_Data under study_:
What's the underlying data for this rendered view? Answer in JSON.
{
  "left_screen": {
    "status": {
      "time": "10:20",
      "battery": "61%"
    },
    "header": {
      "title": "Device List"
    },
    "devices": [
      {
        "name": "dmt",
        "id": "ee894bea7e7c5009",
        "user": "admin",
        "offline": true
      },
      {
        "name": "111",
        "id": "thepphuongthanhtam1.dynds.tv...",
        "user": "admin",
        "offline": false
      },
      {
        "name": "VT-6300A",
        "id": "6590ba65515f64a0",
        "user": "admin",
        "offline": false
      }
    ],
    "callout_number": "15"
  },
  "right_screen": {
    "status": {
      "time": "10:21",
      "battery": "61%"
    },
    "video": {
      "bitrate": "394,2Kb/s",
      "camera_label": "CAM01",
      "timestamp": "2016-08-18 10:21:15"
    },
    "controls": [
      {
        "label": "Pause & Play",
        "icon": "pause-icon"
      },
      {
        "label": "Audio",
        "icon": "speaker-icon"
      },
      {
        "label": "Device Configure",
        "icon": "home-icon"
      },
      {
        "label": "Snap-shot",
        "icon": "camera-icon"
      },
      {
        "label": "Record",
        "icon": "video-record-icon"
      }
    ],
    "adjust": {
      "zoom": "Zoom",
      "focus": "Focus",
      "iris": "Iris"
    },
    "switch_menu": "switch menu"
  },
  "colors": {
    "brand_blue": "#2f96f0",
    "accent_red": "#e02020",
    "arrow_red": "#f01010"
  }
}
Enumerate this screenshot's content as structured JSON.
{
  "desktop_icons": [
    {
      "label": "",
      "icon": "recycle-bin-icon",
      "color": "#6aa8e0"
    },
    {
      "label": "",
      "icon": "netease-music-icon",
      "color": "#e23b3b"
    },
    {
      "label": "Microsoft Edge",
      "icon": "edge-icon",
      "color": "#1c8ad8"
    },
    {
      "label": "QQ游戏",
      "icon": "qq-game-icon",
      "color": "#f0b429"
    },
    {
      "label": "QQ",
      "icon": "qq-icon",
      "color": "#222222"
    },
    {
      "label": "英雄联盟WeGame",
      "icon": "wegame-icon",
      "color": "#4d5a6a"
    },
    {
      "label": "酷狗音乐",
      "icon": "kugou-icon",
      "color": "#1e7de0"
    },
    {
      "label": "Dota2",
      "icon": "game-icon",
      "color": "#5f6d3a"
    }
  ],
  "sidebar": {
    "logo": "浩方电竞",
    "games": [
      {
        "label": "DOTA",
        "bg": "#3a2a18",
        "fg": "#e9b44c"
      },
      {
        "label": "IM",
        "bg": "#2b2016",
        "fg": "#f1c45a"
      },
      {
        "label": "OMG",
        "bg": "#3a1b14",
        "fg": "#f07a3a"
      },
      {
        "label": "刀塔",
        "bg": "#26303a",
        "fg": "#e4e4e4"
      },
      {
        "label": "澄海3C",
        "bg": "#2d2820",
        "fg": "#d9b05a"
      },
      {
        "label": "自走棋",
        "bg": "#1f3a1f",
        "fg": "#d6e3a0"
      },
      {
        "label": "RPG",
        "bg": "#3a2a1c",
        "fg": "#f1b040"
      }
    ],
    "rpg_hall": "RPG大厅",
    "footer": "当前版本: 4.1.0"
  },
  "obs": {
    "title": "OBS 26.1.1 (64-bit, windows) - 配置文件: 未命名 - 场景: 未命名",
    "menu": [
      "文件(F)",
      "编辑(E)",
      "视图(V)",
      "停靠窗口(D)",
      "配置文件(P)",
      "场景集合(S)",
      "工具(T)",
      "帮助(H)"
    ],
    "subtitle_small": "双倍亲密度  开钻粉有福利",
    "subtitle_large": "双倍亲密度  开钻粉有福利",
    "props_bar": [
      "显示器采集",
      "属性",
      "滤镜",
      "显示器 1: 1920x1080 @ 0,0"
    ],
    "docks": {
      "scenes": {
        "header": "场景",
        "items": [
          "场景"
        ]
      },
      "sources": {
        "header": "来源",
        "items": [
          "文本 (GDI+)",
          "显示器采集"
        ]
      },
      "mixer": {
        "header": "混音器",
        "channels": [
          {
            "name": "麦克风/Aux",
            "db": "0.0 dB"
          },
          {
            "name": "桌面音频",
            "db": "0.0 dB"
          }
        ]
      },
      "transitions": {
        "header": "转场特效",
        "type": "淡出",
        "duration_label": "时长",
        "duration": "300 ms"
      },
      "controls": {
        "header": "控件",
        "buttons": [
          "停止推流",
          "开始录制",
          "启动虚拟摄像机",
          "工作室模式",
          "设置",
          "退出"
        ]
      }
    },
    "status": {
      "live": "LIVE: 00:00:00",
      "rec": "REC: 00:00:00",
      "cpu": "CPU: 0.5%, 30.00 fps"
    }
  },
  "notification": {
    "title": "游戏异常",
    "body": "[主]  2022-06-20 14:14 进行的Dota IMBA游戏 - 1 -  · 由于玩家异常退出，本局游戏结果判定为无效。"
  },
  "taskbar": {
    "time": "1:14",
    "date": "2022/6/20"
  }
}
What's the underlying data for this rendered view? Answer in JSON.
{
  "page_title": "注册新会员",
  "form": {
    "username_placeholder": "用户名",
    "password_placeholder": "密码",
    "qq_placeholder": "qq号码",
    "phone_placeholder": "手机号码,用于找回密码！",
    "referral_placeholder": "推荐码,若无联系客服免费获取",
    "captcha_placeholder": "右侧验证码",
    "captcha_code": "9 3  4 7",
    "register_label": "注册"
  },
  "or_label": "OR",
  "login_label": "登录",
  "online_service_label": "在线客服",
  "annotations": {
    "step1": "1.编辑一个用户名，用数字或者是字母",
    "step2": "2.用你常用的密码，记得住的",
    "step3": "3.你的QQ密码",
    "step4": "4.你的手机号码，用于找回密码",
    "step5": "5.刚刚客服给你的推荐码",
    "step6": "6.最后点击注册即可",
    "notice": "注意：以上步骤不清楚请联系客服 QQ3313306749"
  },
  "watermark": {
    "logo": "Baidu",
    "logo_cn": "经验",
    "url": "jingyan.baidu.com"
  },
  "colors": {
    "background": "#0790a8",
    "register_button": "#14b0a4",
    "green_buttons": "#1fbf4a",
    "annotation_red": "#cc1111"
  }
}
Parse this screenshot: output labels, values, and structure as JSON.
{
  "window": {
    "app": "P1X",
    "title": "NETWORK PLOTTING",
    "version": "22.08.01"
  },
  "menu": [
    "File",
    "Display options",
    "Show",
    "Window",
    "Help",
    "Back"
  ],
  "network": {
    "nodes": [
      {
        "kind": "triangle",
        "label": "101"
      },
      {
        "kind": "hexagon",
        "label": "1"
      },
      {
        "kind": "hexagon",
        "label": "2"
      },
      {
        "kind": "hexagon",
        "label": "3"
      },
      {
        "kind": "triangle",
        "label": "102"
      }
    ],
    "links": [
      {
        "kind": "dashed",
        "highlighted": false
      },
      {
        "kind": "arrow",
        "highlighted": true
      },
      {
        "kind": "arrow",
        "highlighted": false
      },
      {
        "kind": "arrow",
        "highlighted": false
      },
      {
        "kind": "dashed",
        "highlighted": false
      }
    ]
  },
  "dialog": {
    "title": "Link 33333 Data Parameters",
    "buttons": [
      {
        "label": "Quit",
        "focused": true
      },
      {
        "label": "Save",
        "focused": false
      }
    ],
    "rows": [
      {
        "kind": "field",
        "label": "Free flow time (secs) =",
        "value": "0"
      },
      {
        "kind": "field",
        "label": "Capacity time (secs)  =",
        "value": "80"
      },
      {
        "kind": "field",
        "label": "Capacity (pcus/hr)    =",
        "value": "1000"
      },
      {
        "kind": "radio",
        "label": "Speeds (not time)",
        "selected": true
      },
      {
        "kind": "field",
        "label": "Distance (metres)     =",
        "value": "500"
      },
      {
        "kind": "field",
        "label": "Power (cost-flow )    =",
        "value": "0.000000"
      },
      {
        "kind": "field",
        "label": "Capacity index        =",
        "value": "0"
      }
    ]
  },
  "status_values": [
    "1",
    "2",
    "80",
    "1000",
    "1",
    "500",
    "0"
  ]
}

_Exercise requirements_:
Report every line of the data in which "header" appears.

_Task answer_:
    "header": {
        "header": "场景",
        "header": "来源",
        "header": "混音器",
        "header": "转场特效",
        "header": "控件",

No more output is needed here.